The Canadian Association of Genetic Counsellors (CAGC) has published a fact sheet about the GNA and what it means for patients and providers.
The GNA protects individuals from the use of genetic test results in areas outside of medical care and medical research, such as insurance and employment. This law makes it illegal for an insurer to require a person to undergo genetic testing, or to disclose the results of previous genetic tests, as a condition of the insurer’s providing or continuing coverage.
The passage of this law is the culmination of years of dedicated work by patient advocates, politicians and the medical community. Until now, Canada lagged behind all other G7 countries, which have had similar legislation in place for several years.
In this day and age, privacy is paramount as elucidated by Daniel Therrien, Privacy Commissioner of Canada: “In a time of unprecedented demand for personal data, this new law adopted by Parliament is a critically important development for privacy protection.”
The timing is also significant for the research and development industry, as the pace of genomic discoveries and technologies continues to pick up speed. Many believe this new law will help to ensure that Canada remains a leader in the area of genetics and genomics, putting us at the forefront of individualized medicine.
The new legislation overrides the longstanding Industry Code on Genetic Testing Information for Insurance Underwriting. Most Canadian insurers should immediately adjust their practices in accordance with the new law, including not discussing genetic tests with clients or document results of genetic tests. Even if the client provides genetic test information unasked, the insurer should not take it into consideration since the passing of the new legislation on May 4.
There have been reports on the Minister of Justice’s intention to refer Bill S-201 to the Supreme Court for an opinion on its constitutionality. However, to date, no steps have been taken to present this to the Supreme Court. Should the reference to the Supreme Court proceed, it may have implications for insurance business processes and the need to otherwise comply with the new legislation.

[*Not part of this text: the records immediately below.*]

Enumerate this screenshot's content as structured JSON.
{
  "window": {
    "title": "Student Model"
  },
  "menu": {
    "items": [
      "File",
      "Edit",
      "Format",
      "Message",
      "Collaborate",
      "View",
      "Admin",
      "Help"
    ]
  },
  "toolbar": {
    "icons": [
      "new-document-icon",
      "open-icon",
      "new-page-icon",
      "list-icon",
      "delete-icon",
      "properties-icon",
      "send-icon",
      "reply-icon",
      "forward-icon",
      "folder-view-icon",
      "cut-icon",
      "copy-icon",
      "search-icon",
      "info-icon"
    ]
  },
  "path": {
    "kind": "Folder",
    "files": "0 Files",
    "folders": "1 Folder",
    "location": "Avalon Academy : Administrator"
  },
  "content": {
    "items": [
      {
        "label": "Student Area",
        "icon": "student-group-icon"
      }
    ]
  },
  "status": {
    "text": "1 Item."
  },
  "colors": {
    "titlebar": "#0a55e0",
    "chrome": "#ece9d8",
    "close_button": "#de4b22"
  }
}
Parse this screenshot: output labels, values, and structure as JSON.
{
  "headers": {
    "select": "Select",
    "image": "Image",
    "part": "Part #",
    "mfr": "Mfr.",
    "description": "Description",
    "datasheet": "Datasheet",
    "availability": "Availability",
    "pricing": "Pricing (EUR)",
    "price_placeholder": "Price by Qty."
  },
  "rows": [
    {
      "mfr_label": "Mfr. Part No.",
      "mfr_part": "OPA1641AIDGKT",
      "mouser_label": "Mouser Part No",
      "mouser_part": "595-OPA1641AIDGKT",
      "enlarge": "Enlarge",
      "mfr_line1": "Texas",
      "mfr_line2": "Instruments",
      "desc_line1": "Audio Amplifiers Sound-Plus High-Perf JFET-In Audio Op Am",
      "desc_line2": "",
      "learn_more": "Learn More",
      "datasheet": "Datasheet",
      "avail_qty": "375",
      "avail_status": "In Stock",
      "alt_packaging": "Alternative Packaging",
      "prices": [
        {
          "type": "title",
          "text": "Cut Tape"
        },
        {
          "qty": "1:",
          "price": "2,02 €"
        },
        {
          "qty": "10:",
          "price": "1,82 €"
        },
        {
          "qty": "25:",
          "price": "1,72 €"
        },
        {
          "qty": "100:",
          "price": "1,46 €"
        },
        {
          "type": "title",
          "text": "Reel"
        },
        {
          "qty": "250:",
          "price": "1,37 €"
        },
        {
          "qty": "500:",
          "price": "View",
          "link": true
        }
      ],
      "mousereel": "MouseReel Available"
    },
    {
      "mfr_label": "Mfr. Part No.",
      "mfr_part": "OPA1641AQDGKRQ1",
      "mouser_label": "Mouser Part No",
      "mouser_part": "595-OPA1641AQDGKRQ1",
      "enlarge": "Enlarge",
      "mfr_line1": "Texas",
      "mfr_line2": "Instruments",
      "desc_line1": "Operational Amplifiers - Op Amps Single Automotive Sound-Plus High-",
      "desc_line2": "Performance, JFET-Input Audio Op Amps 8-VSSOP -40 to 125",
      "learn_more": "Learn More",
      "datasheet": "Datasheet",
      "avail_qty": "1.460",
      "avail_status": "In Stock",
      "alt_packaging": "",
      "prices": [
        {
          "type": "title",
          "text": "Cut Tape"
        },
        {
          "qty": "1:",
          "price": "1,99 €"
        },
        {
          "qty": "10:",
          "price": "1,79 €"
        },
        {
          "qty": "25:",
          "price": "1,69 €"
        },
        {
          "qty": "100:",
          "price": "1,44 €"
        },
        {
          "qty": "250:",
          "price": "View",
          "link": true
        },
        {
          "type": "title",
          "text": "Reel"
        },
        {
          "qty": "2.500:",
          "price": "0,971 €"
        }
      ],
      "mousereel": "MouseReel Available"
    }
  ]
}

As part of the Medcan genetic counselling team, I have seen the life-changing power of preventive genomic testing, whether it is related to hereditary cancer, cardiovascular health, Alzheimer’s disease or medication sensitivities. With this new law, we are happy that future conversations can focus on medical and emotional aspects of the testing, without fear of non-medical repercussions.